▸ What to do
In the records below, find each line with the word "views" and copy it.

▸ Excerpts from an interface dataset
· · · · · · ·

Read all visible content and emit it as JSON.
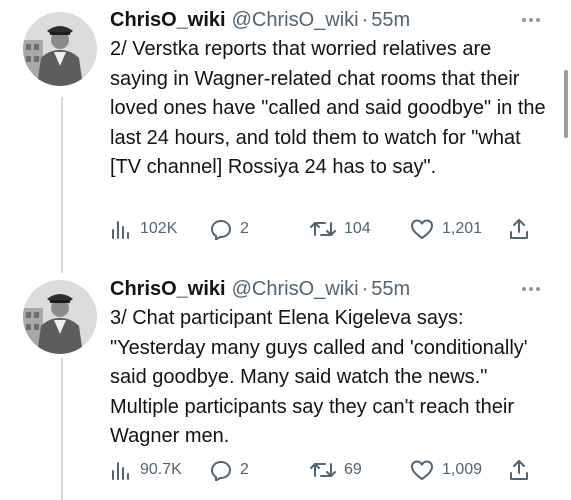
{
  "colors": {
    "text_primary": "#0f1419",
    "text_secondary": "#536471",
    "thread_line": "#cfd9de"
  },
  "tweets": [
    {
      "display_name": "ChrisO_wiki",
      "handle": "@ChrisO_wiki",
      "separator": "·",
      "time": "55m",
      "text": "2/ Verstka reports that worried relatives are saying in Wagner-related chat rooms that their loved ones have \"called and said goodbye\" in the last 24 hours, and told them to watch for \"what [TV channel] Rossiya 24 has to say\".",
      "views": "102K",
      "replies": "2",
      "retweets": "104",
      "likes": "1,201",
      "icons": [
        "views-icon",
        "reply-icon",
        "retweet-icon",
        "like-icon",
        "share-icon"
      ]
    },
    {
      "display_name": "ChrisO_wiki",
      "handle": "@ChrisO_wiki",
      "separator": "·",
      "time": "55m",
      "text": "3/ Chat participant Elena Kigeleva says: \"Yesterday many guys called and 'conditionally' said goodbye. Many said watch the news.\" Multiple participants say they can't reach their Wagner men.",
      "views": "90.7K",
      "replies": "2",
      "retweets": "69",
      "likes": "1,009",
      "icons": [
        "views-icon",
        "reply-icon",
        "retweet-icon",
        "like-icon",
        "share-icon"
      ]
    }
  ]
}
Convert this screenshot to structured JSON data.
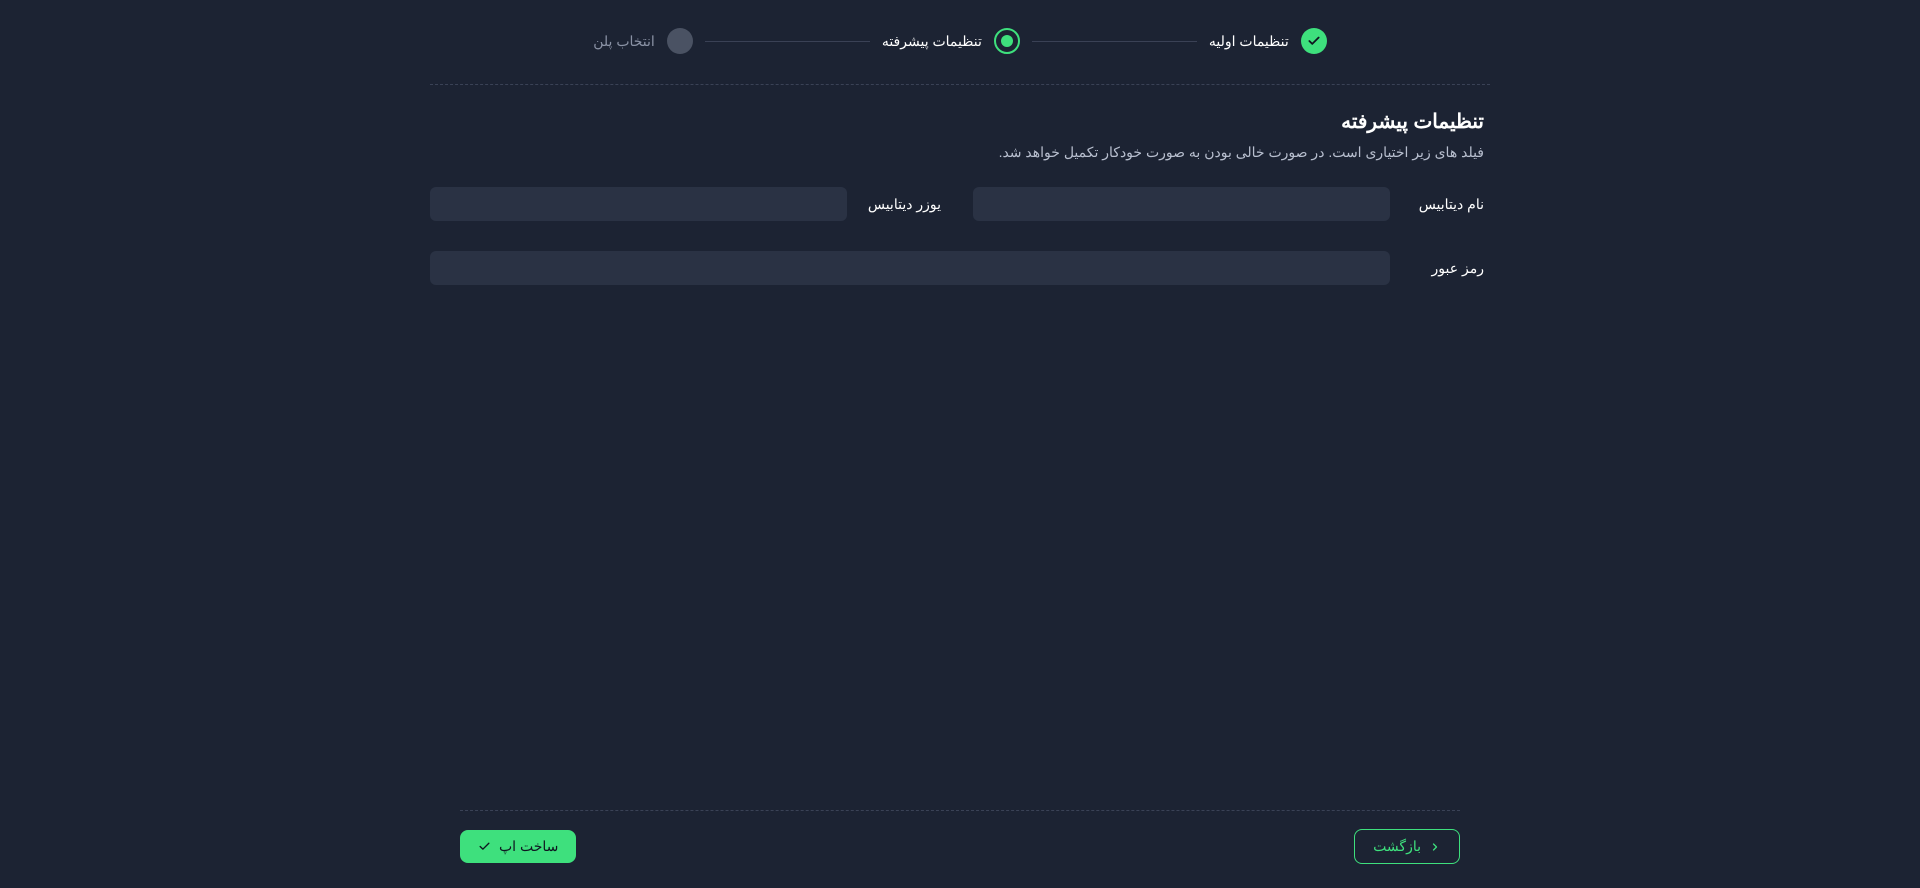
{
  "stepper": {
    "steps": [
      {
        "label": "تنظیمات اولیه",
        "state": "done"
      },
      {
        "label": "تنظیمات پیشرفته",
        "state": "active"
      },
      {
        "label": "انتخاب پلن",
        "state": "pending"
      }
    ]
  },
  "content": {
    "title": "تنظیمات پیشرفته",
    "subtitle": "فیلد های زیر اختیاری است. در صورت خالی بودن به صورت خودکار تکمیل خواهد شد."
  },
  "form": {
    "db_name_label": "نام دیتابیس",
    "db_name_value": "",
    "db_user_label": "یوزر دیتابیس",
    "db_user_value": "",
    "password_label": "رمز عبور",
    "password_value": ""
  },
  "footer": {
    "back_label": "بازگشت",
    "submit_label": "ساخت اپ"
  }
}
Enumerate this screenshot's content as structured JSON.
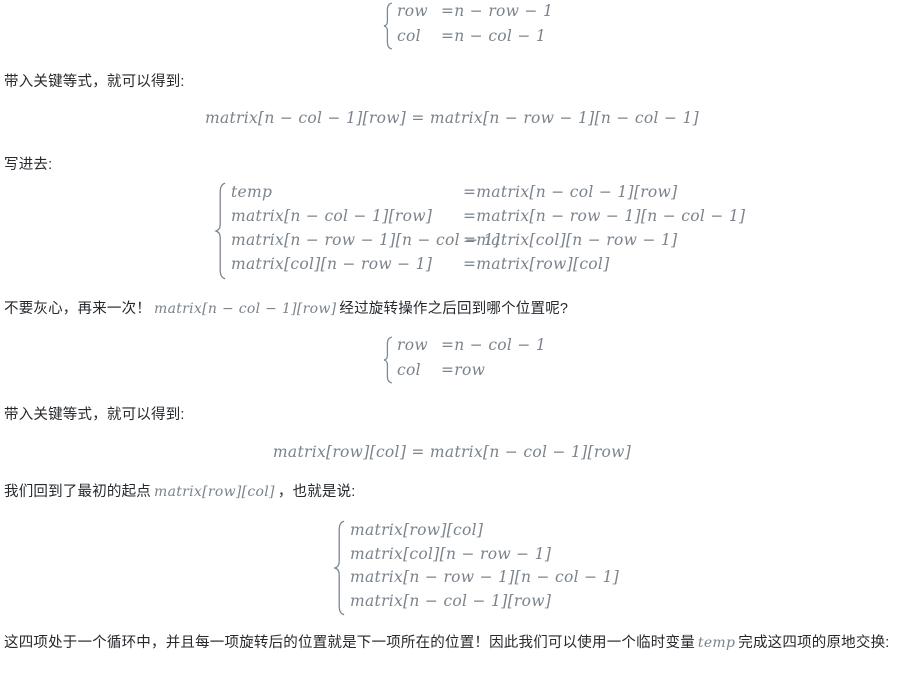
{
  "document": {
    "language": "zh-CN",
    "topic": "矩阵原地旋转推导",
    "text_color": "#24292e",
    "math_color": "#7a838c",
    "background": "#ffffff"
  },
  "blocks": [
    {
      "id": "system-1",
      "kind": "display-system",
      "brace": "{",
      "rows": [
        {
          "lhs": "row",
          "op": "=",
          "rhs": "n − row − 1"
        },
        {
          "lhs": "col",
          "op": "=",
          "rhs": "n − col − 1"
        }
      ]
    },
    {
      "id": "para-1",
      "kind": "paragraph",
      "text": "带入关键等式，就可以得到:"
    },
    {
      "id": "equation-1",
      "kind": "display-equation",
      "text": "matrix[n − col − 1][row] = matrix[n − row − 1][n − col − 1]"
    },
    {
      "id": "para-2",
      "kind": "paragraph",
      "text": "写进去:"
    },
    {
      "id": "system-2",
      "kind": "display-system",
      "brace": "{",
      "rows": [
        {
          "lhs": "temp",
          "op": "=",
          "rhs": "matrix[n − col − 1][row]"
        },
        {
          "lhs": "matrix[n − col − 1][row]",
          "op": "=",
          "rhs": "matrix[n − row − 1][n − col − 1]"
        },
        {
          "lhs": "matrix[n − row − 1][n − col − 1]",
          "op": "=",
          "rhs": "matrix[col][n − row − 1]"
        },
        {
          "lhs": "matrix[col][n − row − 1]",
          "op": "=",
          "rhs": "matrix[row][col]"
        }
      ]
    },
    {
      "id": "para-3",
      "kind": "paragraph-inline-math",
      "text_before": "不要灰心，再来一次！",
      "inline_math": "matrix[n − col − 1][row]",
      "text_after": "经过旋转操作之后回到哪个位置呢?"
    },
    {
      "id": "system-3",
      "kind": "display-system",
      "brace": "{",
      "rows": [
        {
          "lhs": "row",
          "op": "=",
          "rhs": "n − col − 1"
        },
        {
          "lhs": "col",
          "op": "=",
          "rhs": "row"
        }
      ]
    },
    {
      "id": "para-4",
      "kind": "paragraph",
      "text": "带入关键等式，就可以得到:"
    },
    {
      "id": "equation-2",
      "kind": "display-equation",
      "text": "matrix[row][col] = matrix[n − col − 1][row]"
    },
    {
      "id": "para-5",
      "kind": "paragraph-inline-math",
      "text_before": "我们回到了最初的起点",
      "inline_math": "matrix[row][col]",
      "text_after": "，也就是说:"
    },
    {
      "id": "system-4",
      "kind": "display-list",
      "brace": "{",
      "rows": [
        {
          "lhs": "matrix[row][col]"
        },
        {
          "lhs": "matrix[col][n − row − 1]"
        },
        {
          "lhs": "matrix[n − row − 1][n − col − 1]"
        },
        {
          "lhs": "matrix[n − col − 1][row]"
        }
      ]
    },
    {
      "id": "para-6",
      "kind": "paragraph-inline-math-wrap",
      "text_before": "这四项处于一个循环中，并且每一项旋转后的位置就是下一项所在的位置！因此我们可以使用一个临时变量",
      "inline_math": "temp",
      "text_after": "完成这四项的原地交换:"
    }
  ]
}
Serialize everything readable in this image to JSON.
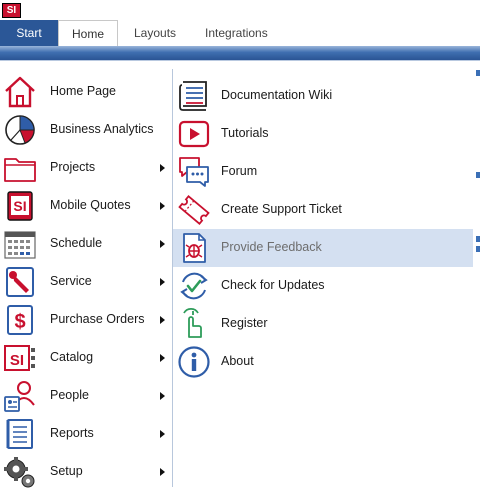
{
  "app": {
    "logo_text": "SI"
  },
  "tabs": [
    {
      "label": "Start"
    },
    {
      "label": "Home"
    },
    {
      "label": "Layouts"
    },
    {
      "label": "Integrations"
    }
  ],
  "menu": {
    "left_items": [
      {
        "label": "Home Page",
        "icon": "home-icon",
        "submenu": false
      },
      {
        "label": "Business Analytics",
        "icon": "pie-chart-icon",
        "submenu": false
      },
      {
        "label": "Projects",
        "icon": "folder-icon",
        "submenu": true
      },
      {
        "label": "Mobile Quotes",
        "icon": "si-logo-icon",
        "submenu": true
      },
      {
        "label": "Schedule",
        "icon": "calendar-icon",
        "submenu": true
      },
      {
        "label": "Service",
        "icon": "wrench-icon",
        "submenu": true
      },
      {
        "label": "Purchase Orders",
        "icon": "dollar-document-icon",
        "submenu": true
      },
      {
        "label": "Catalog",
        "icon": "catalog-icon",
        "submenu": true
      },
      {
        "label": "People",
        "icon": "people-icon",
        "submenu": true
      },
      {
        "label": "Reports",
        "icon": "report-icon",
        "submenu": true
      },
      {
        "label": "Setup",
        "icon": "gears-icon",
        "submenu": true
      }
    ],
    "right_items": [
      {
        "label": "Documentation Wiki",
        "icon": "documentation-icon"
      },
      {
        "label": "Tutorials",
        "icon": "play-icon"
      },
      {
        "label": "Forum",
        "icon": "chat-bubble-icon"
      },
      {
        "label": "Create Support Ticket",
        "icon": "ticket-icon"
      },
      {
        "label": "Provide Feedback",
        "icon": "bug-report-icon",
        "highlighted": true
      },
      {
        "label": "Check for Updates",
        "icon": "refresh-check-icon"
      },
      {
        "label": "Register",
        "icon": "hand-pointer-icon"
      },
      {
        "label": "About",
        "icon": "info-icon"
      }
    ]
  },
  "colors": {
    "accent": "#2b5797",
    "brand_red": "#c8102e",
    "highlight": "#d4e0f1",
    "icon_blue": "#2f5da8",
    "icon_green": "#2e9c5a"
  }
}
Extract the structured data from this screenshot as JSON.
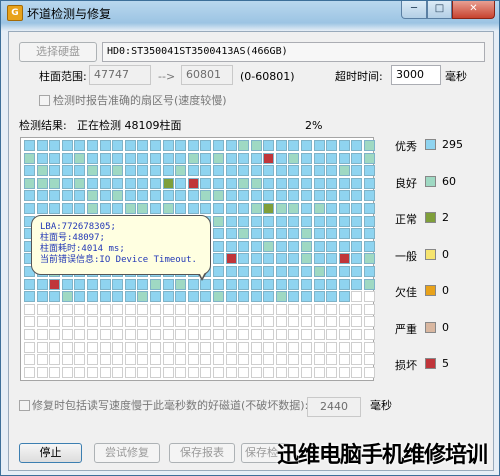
{
  "window": {
    "title": "坏道检测与修复",
    "app_icon": "G",
    "min_glyph": "─",
    "max_glyph": "□",
    "close_glyph": "✕"
  },
  "disk": {
    "select_button": "选择硬盘",
    "name": "HD0:ST350041ST3500413AS(466GB)"
  },
  "range": {
    "label": "柱面范围:",
    "start": "47747",
    "arrow": "-->",
    "end": "60801",
    "hint": "(0-60801)"
  },
  "timeout": {
    "label": "超时时间:",
    "value": "3000",
    "unit": "毫秒"
  },
  "exact_sector": {
    "label": "检测时报告准确的扇区号(速度较慢)"
  },
  "status": {
    "label": "检测结果:",
    "text": "正在检测 48109柱面",
    "percent": "2%"
  },
  "legend": [
    {
      "label": "优秀",
      "count": "295",
      "color": "#8fd4f0"
    },
    {
      "label": "良好",
      "count": "60",
      "color": "#9fd9c3"
    },
    {
      "label": "正常",
      "count": "2",
      "color": "#7f9f3a"
    },
    {
      "label": "一般",
      "count": "0",
      "color": "#f6e46e"
    },
    {
      "label": "欠佳",
      "count": "0",
      "color": "#e8a21a"
    },
    {
      "label": "严重",
      "count": "0",
      "color": "#d9b7a0"
    },
    {
      "label": "损坏",
      "count": "5",
      "color": "#c0353a"
    }
  ],
  "tooltip": {
    "lines": [
      "LBA:772678305;",
      "柱面号:48097;",
      "柱面耗时:4014 ms;",
      "当前错误信息:IO Device Timeout."
    ]
  },
  "repair_option": {
    "label": "修复时包括读写速度慢于此毫秒数的好磁道(不破坏数据):",
    "value": "2440",
    "unit": "毫秒"
  },
  "buttons": {
    "stop": "停止",
    "try_repair": "尝试修复",
    "save_report": "保存报表",
    "save_check": "保存检"
  },
  "watermark": "迅维电脑手机维修培训"
}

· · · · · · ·

▸ Solution to the problem
      "views": "102K",
        "views-icon",
      "views": "90.7K",
        "views-icon",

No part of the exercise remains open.